  • place the IPA symbols on the third level of the letter key
    • when impossible, place the IPA symbols on a key that is physically near
  • place the six Kalmyk letters on the same key as the letter most phonetically resembling them
  • move the least frequently used letters to the top row

The AB (fourth) row was configured the most, in order to create room for two Kalmyk characters and their IPA symbols while refraining from placing important punctuation marks on the second level. Some keys in this row were shifted; those changes are:

  • The "Ъ" key, or the hard sign letter, was moved to the top row due to its lack of stand-alone phonetic value. [2]
  • The "Ц" key was moved to the former spot of the "Ъ" key to group the sounds "z" and "ts" together.
  • The "Җ" key was moved to the immediate left of the "Ж" key to prevent relocation of the "Ж" key and to group the two visually and phonologically similar letters together.


  1. Download the xal_phonetic file listed in my github keyboard repository. You can click on the file, click on "raw", and save the file. You can also run the command git clone git@github.swarthmore.edu:slim1/ling073-xal-keyboard.git on the terminal to copy all files in the repository to your computer.
  2. Put the "xal_phonetic" file in /usr/share/X11/xkb/symbols. You can use the cp command to do it, and you'll probably need to use sudo too.
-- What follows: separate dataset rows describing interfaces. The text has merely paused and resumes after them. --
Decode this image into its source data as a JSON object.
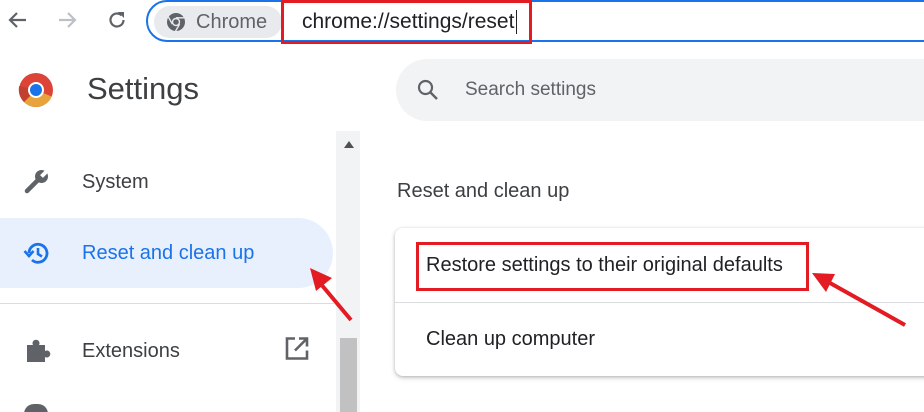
{
  "browser": {
    "back_icon": "back-arrow-icon",
    "forward_icon": "forward-arrow-icon",
    "reload_icon": "reload-icon",
    "site_chip_label": "Chrome",
    "url": "chrome://settings/reset"
  },
  "sidebar": {
    "app_title": "Settings",
    "items": [
      {
        "label": "System",
        "icon": "wrench-icon",
        "active": false
      },
      {
        "label": "Reset and clean up",
        "icon": "restore-history-icon",
        "active": true
      },
      {
        "label": "Extensions",
        "icon": "puzzle-piece-icon",
        "active": false,
        "trailing_icon": "open-in-new-icon"
      }
    ]
  },
  "search": {
    "placeholder": "Search settings"
  },
  "main": {
    "section_title": "Reset and clean up",
    "options": [
      {
        "label": "Restore settings to their original defaults"
      },
      {
        "label": "Clean up computer"
      }
    ]
  },
  "colors": {
    "accent": "#1a73e8",
    "active_bg": "#e8f0fe",
    "annotation_red": "#e31b23"
  }
}
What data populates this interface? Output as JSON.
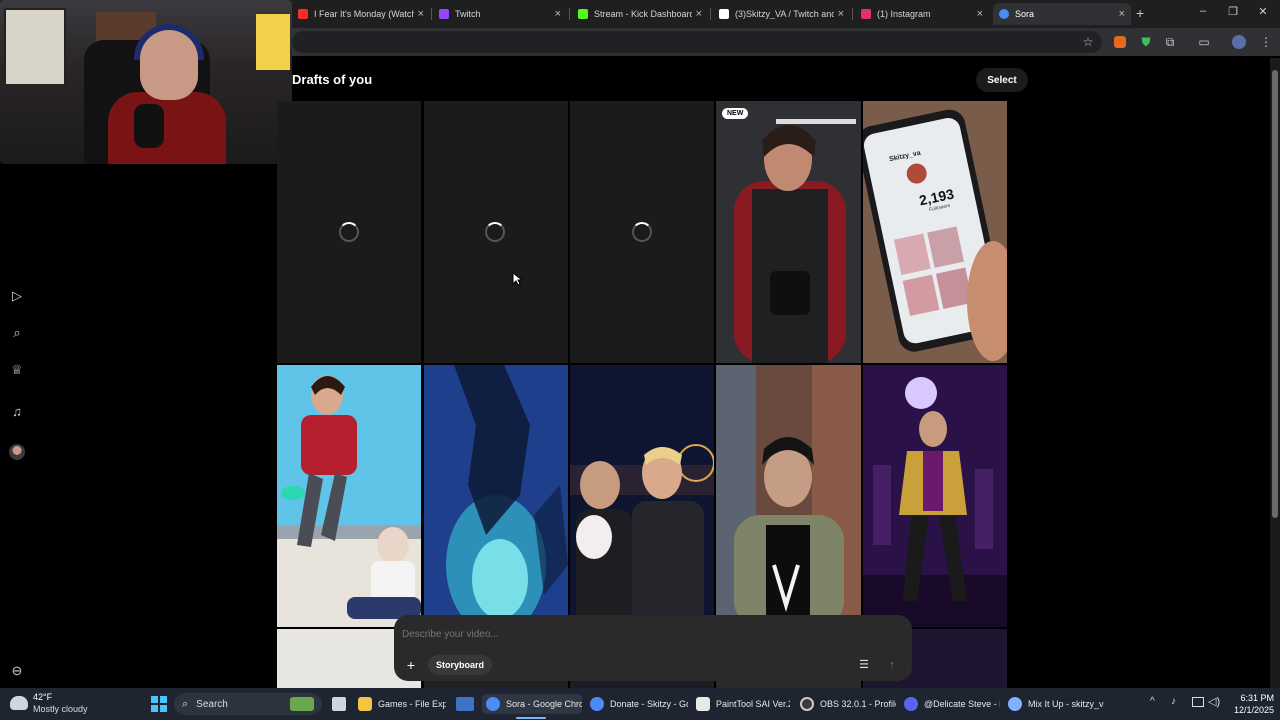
{
  "browser": {
    "tabs": [
      {
        "title": "I Fear It's Monday (Watch",
        "favicon_color": "#ff2a2a",
        "active": false
      },
      {
        "title": "Twitch",
        "favicon_color": "#9146ff",
        "active": false
      },
      {
        "title": "Stream - Kick Dashboard",
        "favicon_color": "#53fc18",
        "active": false
      },
      {
        "title": "(3)Skitzy_VA / Twitch and",
        "favicon_color": "#ffffff",
        "active": false
      },
      {
        "title": "(1) Instagram",
        "favicon_color": "#e1306c",
        "active": false
      },
      {
        "title": "Sora",
        "favicon_color": "#4c8bf5",
        "active": true
      }
    ],
    "new_tab_icon": "plus-icon",
    "window_controls": [
      "minimize-icon",
      "restore-icon",
      "close-icon"
    ]
  },
  "sidebar": {
    "icons": [
      "video-icon",
      "search-icon",
      "trophy-icon",
      "bell-icon",
      "avatar",
      "settings-icon"
    ]
  },
  "main": {
    "title": "Drafts of you",
    "select_label": "Select",
    "new_badge": "NEW",
    "phone_username": "Skitzy_va",
    "phone_count": "2,193",
    "phone_count_label": "Followers"
  },
  "composer": {
    "placeholder": "Describe your video...",
    "storyboard_label": "Storyboard"
  },
  "taskbar": {
    "weather_temp": "42°F",
    "weather_condition": "Mostly cloudy",
    "search_label": "Search",
    "apps": [
      {
        "label": "Games - File Explo",
        "color": "#f4c542"
      },
      {
        "label": "Sora - Google Chro",
        "color": "#4c8bf5",
        "active": true
      },
      {
        "label": "Donate - Skitzy - Go",
        "color": "#4c8bf5"
      },
      {
        "label": "PaintTool SAI Ver.2",
        "color": "#e8e8e8"
      },
      {
        "label": "OBS 32.0.1 - Profile:",
        "color": "#3a3a3a"
      },
      {
        "label": "@Delicate Steve - D",
        "color": "#5865f2"
      },
      {
        "label": "Mix It Up - skitzy_va",
        "color": "#7fb3ff"
      }
    ],
    "time": "6:31 PM",
    "date": "12/1/2025"
  }
}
E.g. sudo cp xal_phonetic /usr/share/X11/xkb/symbols/
  3. Add a layout entry in the /usr/share/X11/xkb/rules/evdev.xml file for the layout. To do this, edit that file with your favourite text editor (you will probably need sudo in front of the text editor command), and search for the end of the layoutList section by searching for </layoutList> in the file. Copy a simple layout block from above that line, paste it in as a new layout block (between the last </layout> and </layoutList>and modify it for this layout. You can use the following:
            <description>Kalmyk (phonetic) </description>
  4. Save the file, exit the editor, and restart cinnamon. The quickest way to do this is to run cinnamon --replace on the command line.
  5. Go back to your keyboard layout settings, and you should be able to find the layout under "Kalmyk (phonetic)" in the list.


This keyboard is licensed under an MIT license.